▶ **What the task requires**
An exact restatement of the data is required, with the images omitted.
*** Opening Information given ***
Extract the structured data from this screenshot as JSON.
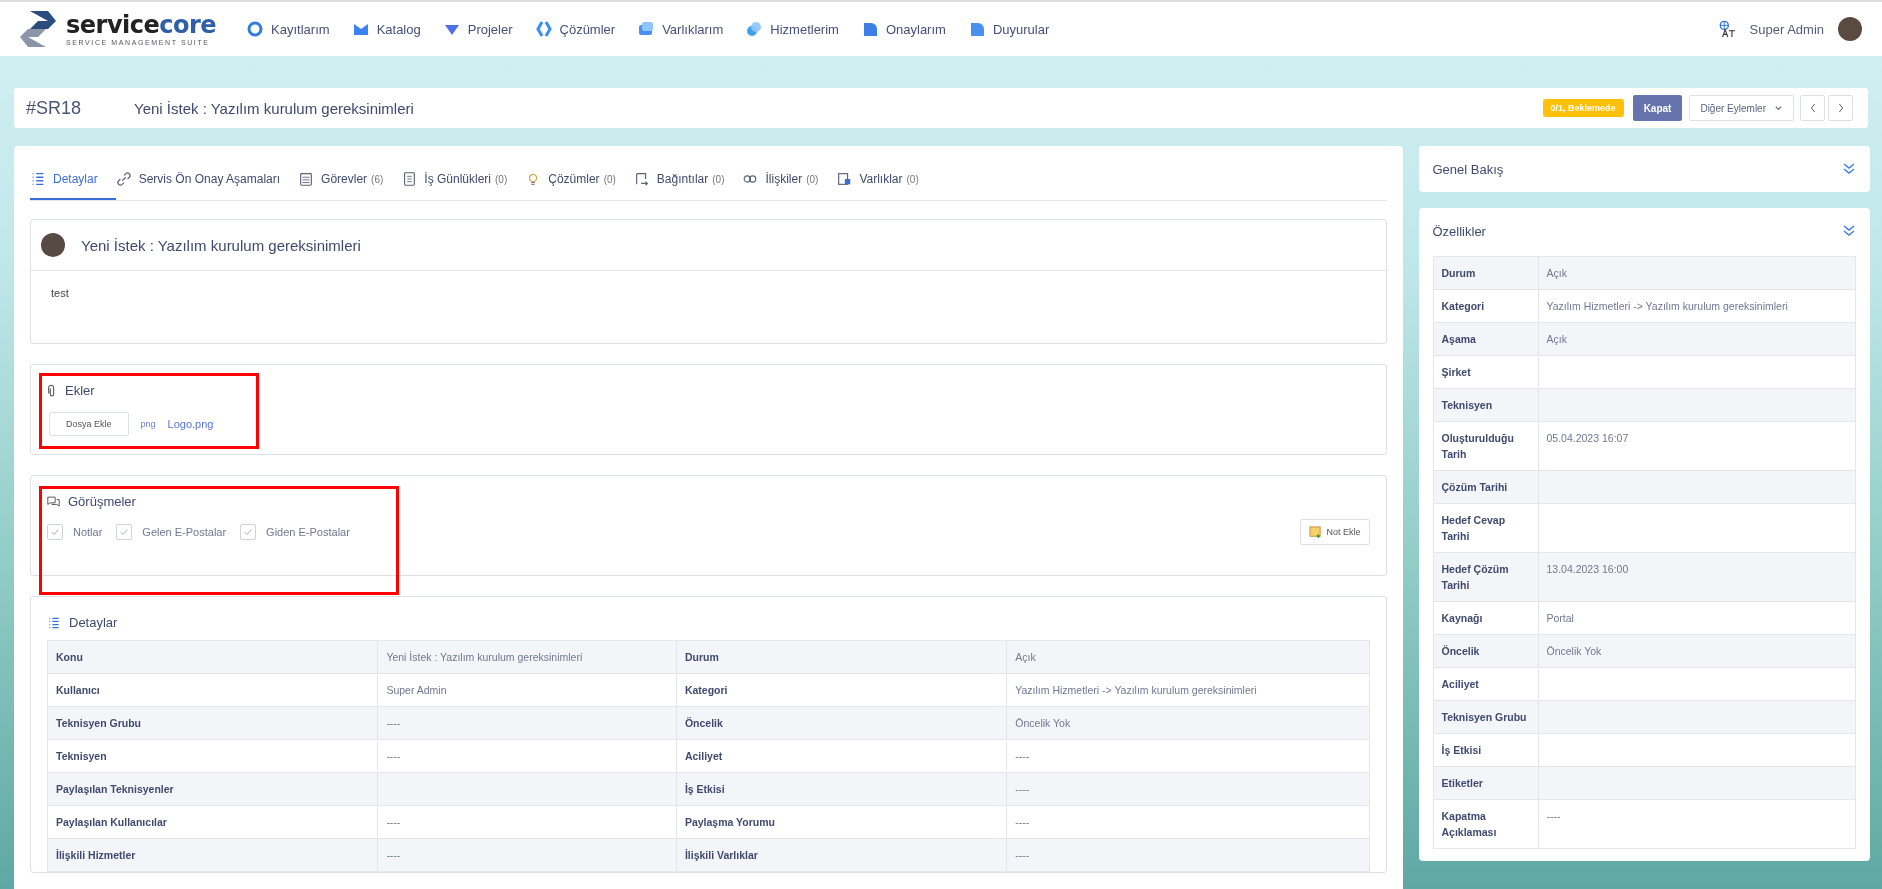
{
  "nav": {
    "brand": [
      "service",
      "core"
    ],
    "tagline": "SERVICE MANAGEMENT SUITE",
    "items": [
      "Kayıtlarım",
      "Katalog",
      "Projeler",
      "Çözümler",
      "Varlıklarım",
      "Hizmetlerim",
      "Onaylarım",
      "Duyurular"
    ],
    "user": "Super Admin"
  },
  "header": {
    "id": "#SR18",
    "title": "Yeni İstek : Yazılım kurulum gereksinimleri",
    "status_badge": "0/1, Beklemede",
    "close_button": "Kapat",
    "actions_button": "Diğer Eylemler"
  },
  "tabs": [
    {
      "label": "Detaylar",
      "selected": true
    },
    {
      "label": "Servis Ön Onay Aşamaları",
      "selected": false
    },
    {
      "label": "Görevler",
      "count": "(6)",
      "selected": false
    },
    {
      "label": "İş Günlükleri",
      "count": "(0)",
      "selected": false
    },
    {
      "label": "Çözümler",
      "count": "(0)",
      "selected": false
    },
    {
      "label": "Bağıntılar",
      "count": "(0)",
      "selected": false
    },
    {
      "label": "İlişkiler",
      "count": "(0)",
      "selected": false
    },
    {
      "label": "Varlıklar",
      "count": "(0)",
      "selected": false
    }
  ],
  "request": {
    "title": "Yeni İstek : Yazılım kurulum gereksinimleri",
    "body": "test"
  },
  "attachments": {
    "title": "Ekler",
    "add_button": "Dosya Ekle",
    "files": [
      {
        "type": "png",
        "name": "Logo.png"
      }
    ]
  },
  "conversations": {
    "title": "Görüşmeler",
    "filters": [
      {
        "label": "Notlar",
        "checked": true
      },
      {
        "label": "Gelen E-Postalar",
        "checked": true
      },
      {
        "label": "Giden E-Postalar",
        "checked": true
      }
    ],
    "add_note_button": "Not Ekle"
  },
  "details": {
    "title": "Detaylar",
    "rows": [
      {
        "label": "Konu",
        "value": "Yeni İstek : Yazılım kurulum gereksinimleri",
        "label_2": "Durum",
        "value_2": "Açık"
      },
      {
        "label": "Kullanıcı",
        "value": "Super Admin",
        "label_2": "Kategori",
        "value_2": "Yazılım Hizmetleri -> Yazılım kurulum gereksinimleri"
      },
      {
        "label": "Teknisyen Grubu",
        "value": "----",
        "label_2": "Öncelik",
        "value_2": "Öncelik Yok"
      },
      {
        "label": "Teknisyen",
        "value": "----",
        "label_2": "Aciliyet",
        "value_2": "----"
      },
      {
        "label": "Paylaşılan Teknisyenler",
        "label_2": "İş Etkisi",
        "value_2": "----"
      },
      {
        "label": "Paylaşılan Kullanıcılar",
        "value": "----",
        "label_2": "Paylaşma Yorumu",
        "value_2": "----"
      },
      {
        "label": "İlişkili Hizmetler",
        "value": "----",
        "label_2": "İlişkili Varlıklar",
        "value_2": "----"
      }
    ]
  },
  "overview": {
    "title": "Genel Bakış"
  },
  "properties": {
    "title": "Özellikler",
    "rows": [
      {
        "label": "Durum",
        "value": "Açık"
      },
      {
        "label": "Kategori",
        "value": "Yazılım Hizmetleri -> Yazılım kurulum gereksinimleri"
      },
      {
        "label": "Aşama",
        "value": "Açık"
      },
      {
        "label": "Şirket"
      },
      {
        "label": "Teknisyen"
      },
      {
        "label": "Oluşturulduğu Tarih",
        "value": "05.04.2023 16:07"
      },
      {
        "label": "Çözüm Tarihi"
      },
      {
        "label": "Hedef Cevap Tarihi"
      },
      {
        "label": "Hedef Çözüm Tarihi",
        "value": "13.04.2023 16:00"
      },
      {
        "label": "Kaynağı",
        "value": "Portal"
      },
      {
        "label": "Öncelik",
        "value": "Öncelik Yok"
      },
      {
        "label": "Aciliyet"
      },
      {
        "label": "Teknisyen Grubu"
      },
      {
        "label": "İş Etkisi"
      },
      {
        "label": "Etiketler"
      },
      {
        "label": "Kapatma Açıklaması",
        "value": "----"
      }
    ]
  }
}
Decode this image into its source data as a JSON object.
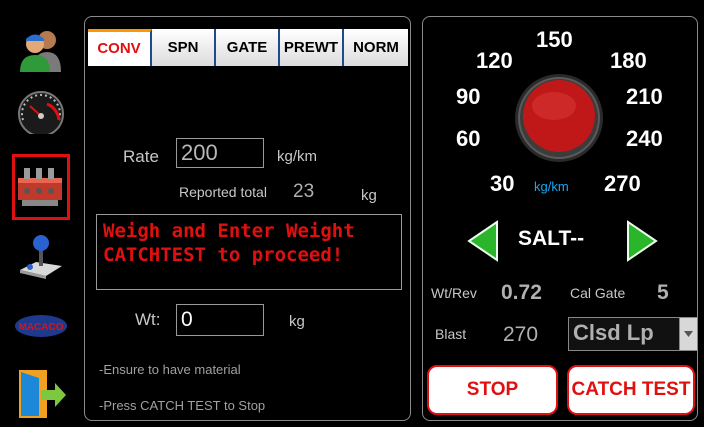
{
  "sidebar": {
    "items": [
      {
        "name": "users"
      },
      {
        "name": "speedometer"
      },
      {
        "name": "valves"
      },
      {
        "name": "joystick"
      },
      {
        "name": "macaco",
        "logo_text": "MACACO"
      },
      {
        "name": "exit"
      }
    ]
  },
  "tabs": [
    "CONV",
    "SPN",
    "GATE",
    "PREWT",
    "NORM"
  ],
  "calibration": {
    "rate_label": "Rate",
    "rate_value": "200",
    "rate_unit": "kg/km",
    "reported_total_label": "Reported total",
    "reported_total_value": "23",
    "reported_total_unit": "kg",
    "message": "Weigh and Enter Weight CATCHTEST to proceed!",
    "wt_label": "Wt:",
    "wt_value": "0",
    "wt_unit": "kg",
    "note1": "-Ensure to have material",
    "note2": "-Press CATCH TEST to Stop"
  },
  "dial": {
    "marks": [
      "30",
      "60",
      "90",
      "120",
      "150",
      "180",
      "210",
      "240",
      "270"
    ],
    "unit": "kg/km"
  },
  "material": {
    "name": "SALT--"
  },
  "stats": {
    "wt_rev_label": "Wt/Rev",
    "wt_rev_value": "0.72",
    "cal_gate_label": "Cal Gate",
    "cal_gate_value": "5",
    "blast_label": "Blast",
    "blast_value": "270",
    "mode_selected": "Clsd Lp"
  },
  "buttons": {
    "stop": "STOP",
    "catch_test": "CATCH TEST"
  },
  "colors": {
    "accent_red": "#e01010",
    "tab_orange": "#ff9800",
    "unit_blue": "#18a8f0",
    "arrow_green": "#2bb52b"
  }
}
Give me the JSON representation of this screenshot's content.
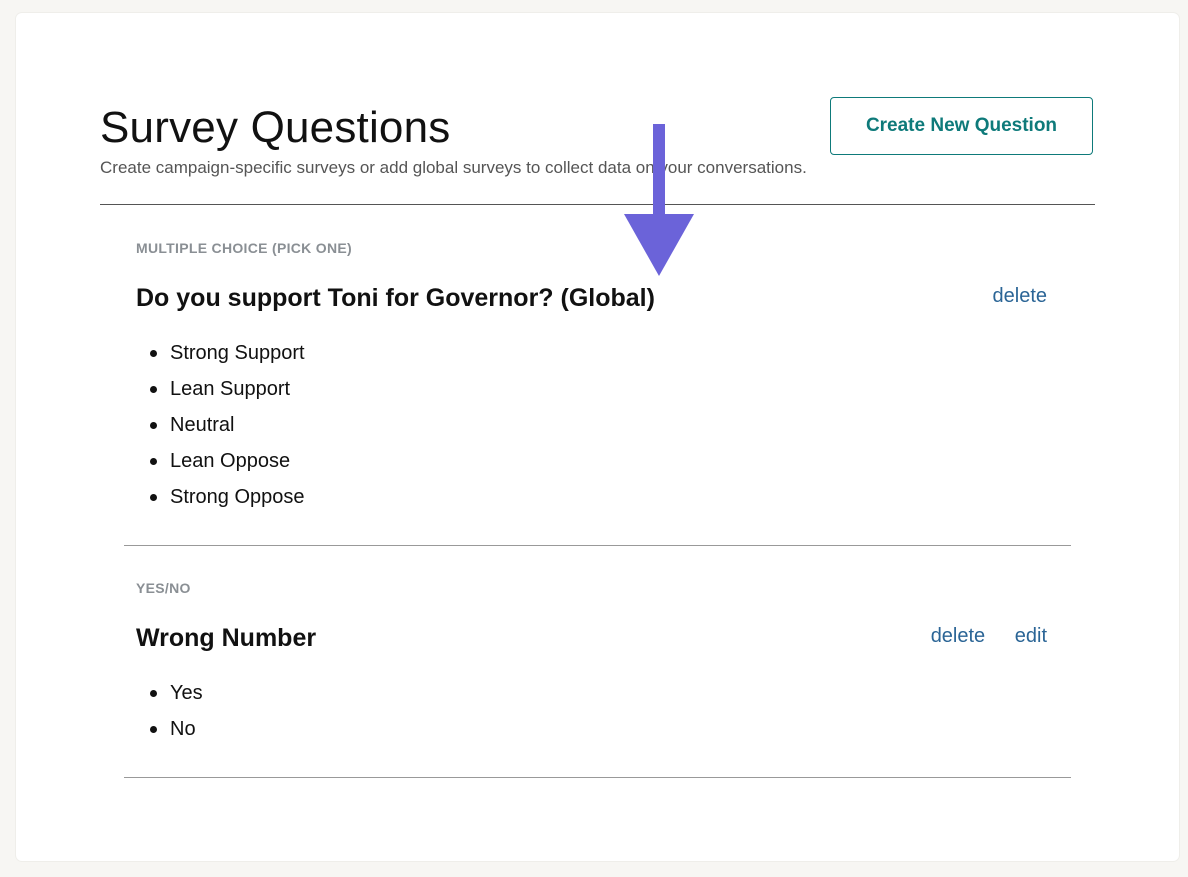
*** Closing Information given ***
▶ **Result of the exercise**
Extract the structured data from this screenshot as JSON.
{
  "nav": {
    "brand": [
      "service",
      "core"
    ],
    "tagline": "SERVICE MANAGEMENT SUITE",
    "items": [
      "Kayıtlarım",
      "Katalog",
      "Projeler",
      "Çözümler",
      "Varlıklarım",
      "Hizmetlerim",
      "Onaylarım",
      "Duyurular"
    ],
    "user": "Super Admin"
  },
  "header": {
    "id": "#SR18",
    "title": "Yeni İstek : Yazılım kurulum gereksinimleri",
    "status_badge": "0/1, Beklemede",
    "close_button": "Kapat",
    "actions_button": "Diğer Eylemler"
  },
  "tabs": [
    {
      "label": "Detaylar",
      "selected": true
    },
    {
      "label": "Servis Ön Onay Aşamaları",
      "selected": false
    },
    {
      "label": "Görevler",
      "count": "(6)",
      "selected": false
    },
    {
      "label": "İş Günlükleri",
      "count": "(0)",
      "selected": false
    },
    {
      "label": "Çözümler",
      "count": "(0)",
      "selected": false
    },
    {
      "label": "Bağıntılar",
      "count": "(0)",
      "selected": false
    },
    {
      "label": "İlişkiler",
      "count": "(0)",
      "selected": false
    },
    {
      "label": "Varlıklar",
      "count": "(0)",
      "selected": false
    }
  ],
  "request": {
    "title": "Yeni İstek : Yazılım kurulum gereksinimleri",
    "body": "test"
  },
  "attachments": {
    "title": "Ekler",
    "add_button": "Dosya Ekle",
    "files": [
      {
        "type": "png",
        "name": "Logo.png"
      }
    ]
  },
  "conversations": {
    "title": "Görüşmeler",
    "filters": [
      {
        "label": "Notlar",
        "checked": true
      },
      {
        "label": "Gelen E-Postalar",
        "checked": true
      },
      {
        "label": "Giden E-Postalar",
        "checked": true
      }
    ],
    "add_note_button": "Not Ekle"
  },
  "details": {
    "title": "Detaylar",
    "rows": [
      {
        "label": "Konu",
        "value": "Yeni İstek : Yazılım kurulum gereksinimleri",
        "label_2": "Durum",
        "value_2": "Açık"
      },
      {
        "label": "Kullanıcı",
        "value": "Super Admin",
        "label_2": "Kategori",
        "value_2": "Yazılım Hizmetleri -> Yazılım kurulum gereksinimleri"
      },
      {
        "label": "Teknisyen Grubu",
        "value": "----",
        "label_2": "Öncelik",
        "value_2": "Öncelik Yok"
      },
      {
        "label": "Teknisyen",
        "value": "----",
        "label_2": "Aciliyet",
        "value_2": "----"
      },
      {
        "label": "Paylaşılan Teknisyenler",
        "label_2": "İş Etkisi",
        "value_2": "----"
      },
      {
        "label": "Paylaşılan Kullanıcılar",
        "value": "----",
        "label_2": "Paylaşma Yorumu",
        "value_2": "----"
      },
      {
        "label": "İlişkili Hizmetler",
        "value": "----",
        "label_2": "İlişkili Varlıklar",
        "value_2": "----"
      }
    ]
  },
  "overview": {
    "title": "Genel Bakış"
  },
  "properties": {
    "title": "Özellikler",
    "rows": [
      {
        "label": "Durum",
        "value": "Açık"
      },
      {
        "label": "Kategori",
        "value": "Yazılım Hizmetleri -> Yazılım kurulum gereksinimleri"
      },
      {
        "label": "Aşama",
        "value": "Açık"
      },
      {
        "label": "Şirket"
      },
      {
        "label": "Teknisyen"
      },
      {
        "label": "Oluşturulduğu Tarih",
        "value": "05.04.2023 16:07"
      },
      {
        "label": "Çözüm Tarihi"
      },
      {
        "label": "Hedef Cevap Tarihi"
      },
      {
        "label": "Hedef Çözüm Tarihi",
        "value": "13.04.2023 16:00"
      },
      {
        "label": "Kaynağı",
        "value": "Portal"
      },
      {
        "label": "Öncelik",
        "value": "Öncelik Yok"
      },
      {
        "label": "Aciliyet"
      },
      {
        "label": "Teknisyen Grubu"
      },
      {
        "label": "İş Etkisi"
      },
      {
        "label": "Etiketler"
      },
      {
        "label": "Kapatma Açıklaması",
        "value": "----"
      }
    ]
  }
}
Decode this image into its source data as a JSON object.
{
  "sidebar": {
    "items": [
      {
        "name": "users"
      },
      {
        "name": "speedometer"
      },
      {
        "name": "valves"
      },
      {
        "name": "joystick"
      },
      {
        "name": "macaco",
        "logo_text": "MACACO"
      },
      {
        "name": "exit"
      }
    ]
  },
  "tabs": [
    "CONV",
    "SPN",
    "GATE",
    "PREWT",
    "NORM"
  ],
  "calibration": {
    "rate_label": "Rate",
    "rate_value": "200",
    "rate_unit": "kg/km",
    "reported_total_label": "Reported total",
    "reported_total_value": "23",
    "reported_total_unit": "kg",
    "message": "Weigh and Enter Weight CATCHTEST to proceed!",
    "wt_label": "Wt:",
    "wt_value": "0",
    "wt_unit": "kg",
    "note1": "-Ensure to have material",
    "note2": "-Press CATCH TEST to Stop"
  },
  "dial": {
    "marks": [
      "30",
      "60",
      "90",
      "120",
      "150",
      "180",
      "210",
      "240",
      "270"
    ],
    "unit": "kg/km"
  },
  "material": {
    "name": "SALT--"
  },
  "stats": {
    "wt_rev_label": "Wt/Rev",
    "wt_rev_value": "0.72",
    "cal_gate_label": "Cal Gate",
    "cal_gate_value": "5",
    "blast_label": "Blast",
    "blast_value": "270",
    "mode_selected": "Clsd Lp"
  },
  "buttons": {
    "stop": "STOP",
    "catch_test": "CATCH TEST"
  },
  "colors": {
    "accent_red": "#e01010",
    "tab_orange": "#ff9800",
    "unit_blue": "#18a8f0",
    "arrow_green": "#2bb52b"
  }
}
Give me the JSON representation of this screenshot's content.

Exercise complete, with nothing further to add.